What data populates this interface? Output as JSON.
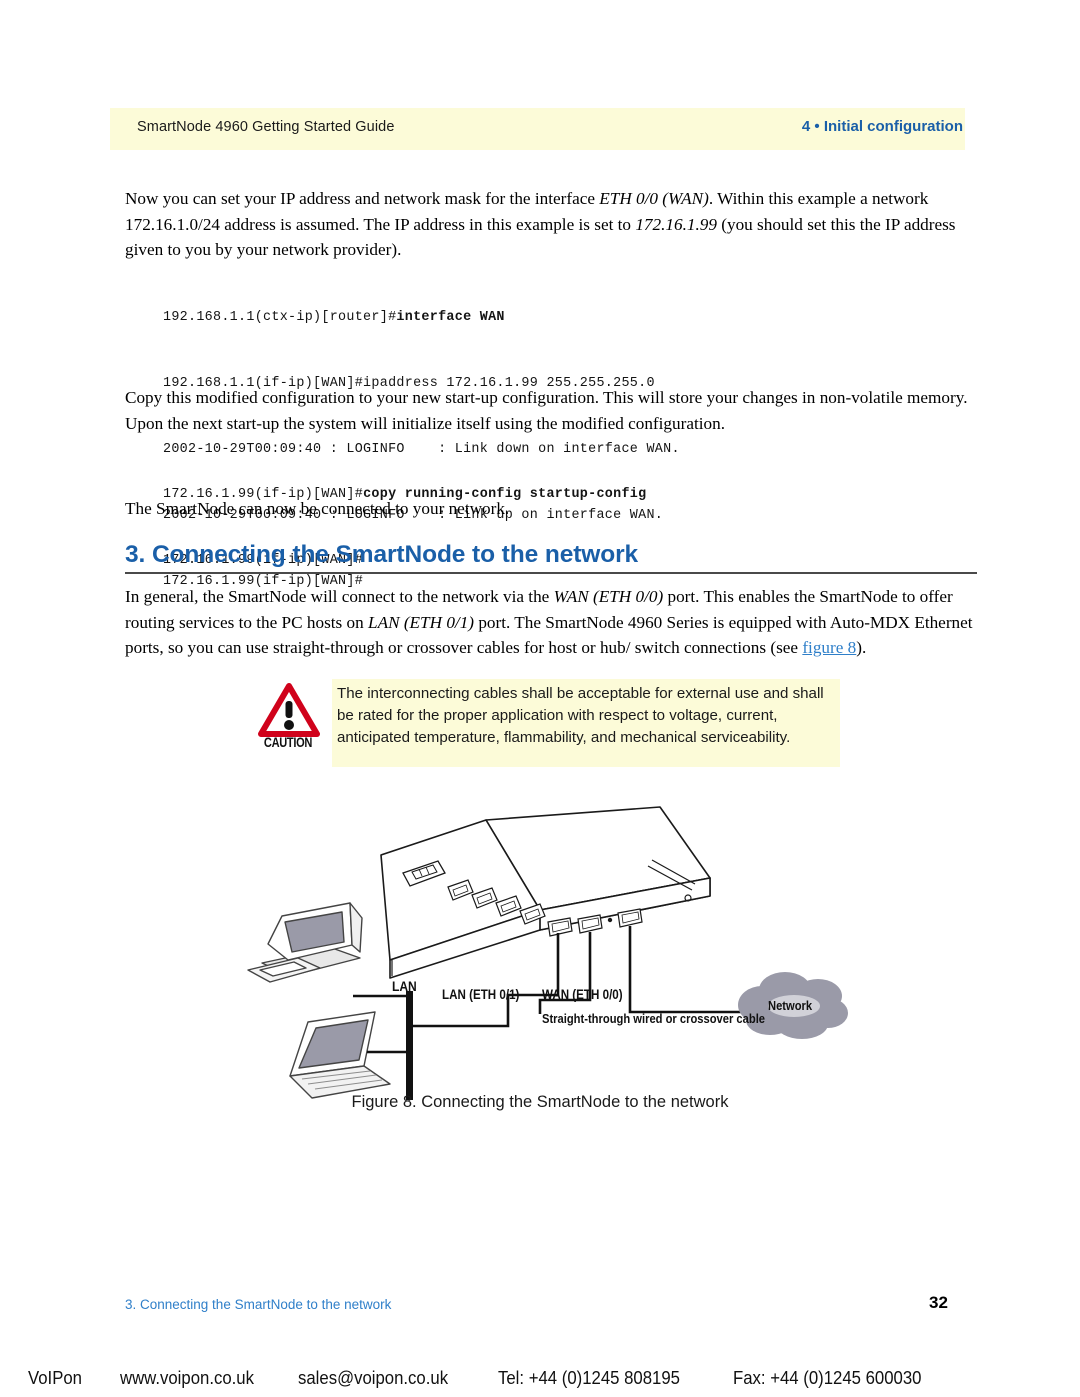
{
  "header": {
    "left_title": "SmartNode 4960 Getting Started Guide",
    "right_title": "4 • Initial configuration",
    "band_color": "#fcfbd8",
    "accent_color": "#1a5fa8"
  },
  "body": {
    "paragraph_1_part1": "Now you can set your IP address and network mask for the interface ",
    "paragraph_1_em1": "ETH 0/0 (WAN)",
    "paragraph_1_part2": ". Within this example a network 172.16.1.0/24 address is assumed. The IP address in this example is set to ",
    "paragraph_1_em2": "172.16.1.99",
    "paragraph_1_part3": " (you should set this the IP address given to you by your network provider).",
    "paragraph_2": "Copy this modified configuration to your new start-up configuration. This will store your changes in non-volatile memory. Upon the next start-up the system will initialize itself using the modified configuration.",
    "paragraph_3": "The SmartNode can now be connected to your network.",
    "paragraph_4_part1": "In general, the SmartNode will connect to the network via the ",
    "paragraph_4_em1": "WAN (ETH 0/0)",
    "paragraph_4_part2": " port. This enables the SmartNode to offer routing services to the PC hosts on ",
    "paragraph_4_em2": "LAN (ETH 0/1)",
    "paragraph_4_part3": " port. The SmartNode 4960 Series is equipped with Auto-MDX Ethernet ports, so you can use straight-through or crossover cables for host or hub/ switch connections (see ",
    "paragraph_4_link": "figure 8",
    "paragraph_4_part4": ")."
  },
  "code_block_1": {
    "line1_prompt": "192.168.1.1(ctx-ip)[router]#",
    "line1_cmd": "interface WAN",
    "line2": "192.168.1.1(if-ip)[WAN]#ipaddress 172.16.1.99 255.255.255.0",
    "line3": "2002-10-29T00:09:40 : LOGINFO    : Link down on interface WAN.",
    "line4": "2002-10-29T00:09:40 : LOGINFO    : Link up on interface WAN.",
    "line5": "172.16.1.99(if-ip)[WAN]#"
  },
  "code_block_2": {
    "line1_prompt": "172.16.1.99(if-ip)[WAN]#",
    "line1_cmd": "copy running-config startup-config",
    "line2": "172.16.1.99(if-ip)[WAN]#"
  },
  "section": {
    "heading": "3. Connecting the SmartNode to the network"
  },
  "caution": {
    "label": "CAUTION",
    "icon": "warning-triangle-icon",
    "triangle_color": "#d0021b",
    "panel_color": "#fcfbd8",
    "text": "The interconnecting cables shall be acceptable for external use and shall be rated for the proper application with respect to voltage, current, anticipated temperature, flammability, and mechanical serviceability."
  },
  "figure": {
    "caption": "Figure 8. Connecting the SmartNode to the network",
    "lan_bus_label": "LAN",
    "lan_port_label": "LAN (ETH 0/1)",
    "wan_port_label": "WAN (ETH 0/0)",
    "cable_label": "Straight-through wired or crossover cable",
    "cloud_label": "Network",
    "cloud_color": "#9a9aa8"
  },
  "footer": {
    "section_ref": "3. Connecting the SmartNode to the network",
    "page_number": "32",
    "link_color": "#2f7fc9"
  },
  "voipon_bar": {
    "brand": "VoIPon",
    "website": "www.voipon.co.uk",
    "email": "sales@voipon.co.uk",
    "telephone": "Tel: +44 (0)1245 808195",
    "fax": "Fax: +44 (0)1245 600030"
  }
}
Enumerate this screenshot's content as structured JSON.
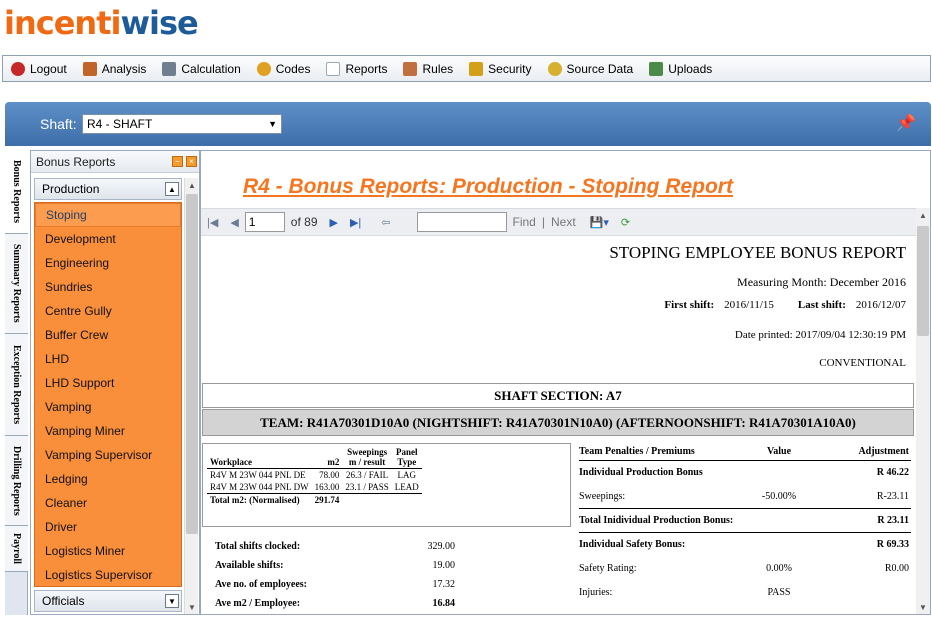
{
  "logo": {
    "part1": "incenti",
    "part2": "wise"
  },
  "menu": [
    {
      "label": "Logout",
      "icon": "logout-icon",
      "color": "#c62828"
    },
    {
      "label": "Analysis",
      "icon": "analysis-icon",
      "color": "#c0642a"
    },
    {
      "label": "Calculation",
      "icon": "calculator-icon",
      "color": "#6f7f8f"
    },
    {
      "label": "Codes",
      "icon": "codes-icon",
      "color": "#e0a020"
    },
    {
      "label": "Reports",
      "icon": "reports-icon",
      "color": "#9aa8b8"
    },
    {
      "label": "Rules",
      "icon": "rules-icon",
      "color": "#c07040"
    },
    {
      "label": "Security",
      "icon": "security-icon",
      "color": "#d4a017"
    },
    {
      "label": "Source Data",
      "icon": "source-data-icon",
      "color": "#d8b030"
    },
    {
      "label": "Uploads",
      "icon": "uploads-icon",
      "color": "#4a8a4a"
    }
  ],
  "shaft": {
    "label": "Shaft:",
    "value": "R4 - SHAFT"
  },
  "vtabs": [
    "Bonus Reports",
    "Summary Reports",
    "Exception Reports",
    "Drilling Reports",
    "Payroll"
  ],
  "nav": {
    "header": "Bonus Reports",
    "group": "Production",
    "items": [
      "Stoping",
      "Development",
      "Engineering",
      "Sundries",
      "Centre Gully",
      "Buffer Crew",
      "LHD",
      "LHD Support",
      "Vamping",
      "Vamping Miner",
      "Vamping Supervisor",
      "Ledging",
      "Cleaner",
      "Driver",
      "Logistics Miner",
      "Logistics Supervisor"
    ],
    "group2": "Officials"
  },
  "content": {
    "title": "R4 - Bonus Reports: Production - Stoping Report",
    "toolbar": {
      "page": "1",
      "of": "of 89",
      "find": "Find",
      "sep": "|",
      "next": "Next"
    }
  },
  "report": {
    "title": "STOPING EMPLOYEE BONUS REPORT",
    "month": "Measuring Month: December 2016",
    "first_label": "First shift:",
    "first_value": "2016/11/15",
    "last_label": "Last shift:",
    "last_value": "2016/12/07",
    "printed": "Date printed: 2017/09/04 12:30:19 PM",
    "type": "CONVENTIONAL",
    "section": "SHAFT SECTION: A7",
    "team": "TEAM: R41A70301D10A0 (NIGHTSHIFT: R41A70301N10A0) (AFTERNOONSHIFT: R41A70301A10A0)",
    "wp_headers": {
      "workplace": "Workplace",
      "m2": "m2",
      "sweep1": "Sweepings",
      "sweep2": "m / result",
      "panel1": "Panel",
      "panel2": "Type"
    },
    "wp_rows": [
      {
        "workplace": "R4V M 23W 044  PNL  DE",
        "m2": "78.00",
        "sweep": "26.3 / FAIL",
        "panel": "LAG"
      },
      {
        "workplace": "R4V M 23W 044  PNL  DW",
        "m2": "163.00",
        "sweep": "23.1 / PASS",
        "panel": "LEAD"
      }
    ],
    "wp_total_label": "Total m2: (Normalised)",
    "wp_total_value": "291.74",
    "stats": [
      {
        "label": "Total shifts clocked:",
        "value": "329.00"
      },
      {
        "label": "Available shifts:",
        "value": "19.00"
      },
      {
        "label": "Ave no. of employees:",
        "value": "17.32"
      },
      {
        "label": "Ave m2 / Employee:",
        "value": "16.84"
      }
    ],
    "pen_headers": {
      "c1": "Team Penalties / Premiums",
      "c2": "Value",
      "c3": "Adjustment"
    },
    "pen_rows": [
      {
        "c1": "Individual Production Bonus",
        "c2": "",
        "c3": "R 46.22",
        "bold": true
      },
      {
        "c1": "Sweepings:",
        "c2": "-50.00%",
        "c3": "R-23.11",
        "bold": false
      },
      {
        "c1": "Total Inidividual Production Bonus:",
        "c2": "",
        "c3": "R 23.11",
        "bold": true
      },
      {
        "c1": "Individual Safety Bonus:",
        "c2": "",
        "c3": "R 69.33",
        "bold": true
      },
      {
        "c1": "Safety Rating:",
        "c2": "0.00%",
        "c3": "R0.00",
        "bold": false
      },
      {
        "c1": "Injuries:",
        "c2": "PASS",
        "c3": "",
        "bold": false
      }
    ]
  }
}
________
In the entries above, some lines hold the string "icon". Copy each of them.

    "icon": "warning-triangle-icon",
      "icon": "logout-icon",
      "icon": "analysis-icon",
      "icon": "calculator-icon",
      "icon": "codes-icon",
      "icon": "reports-icon",
      "icon": "rules-icon",
      "icon": "security-icon",
      "icon": "source-data-icon",
      "icon": "uploads-icon",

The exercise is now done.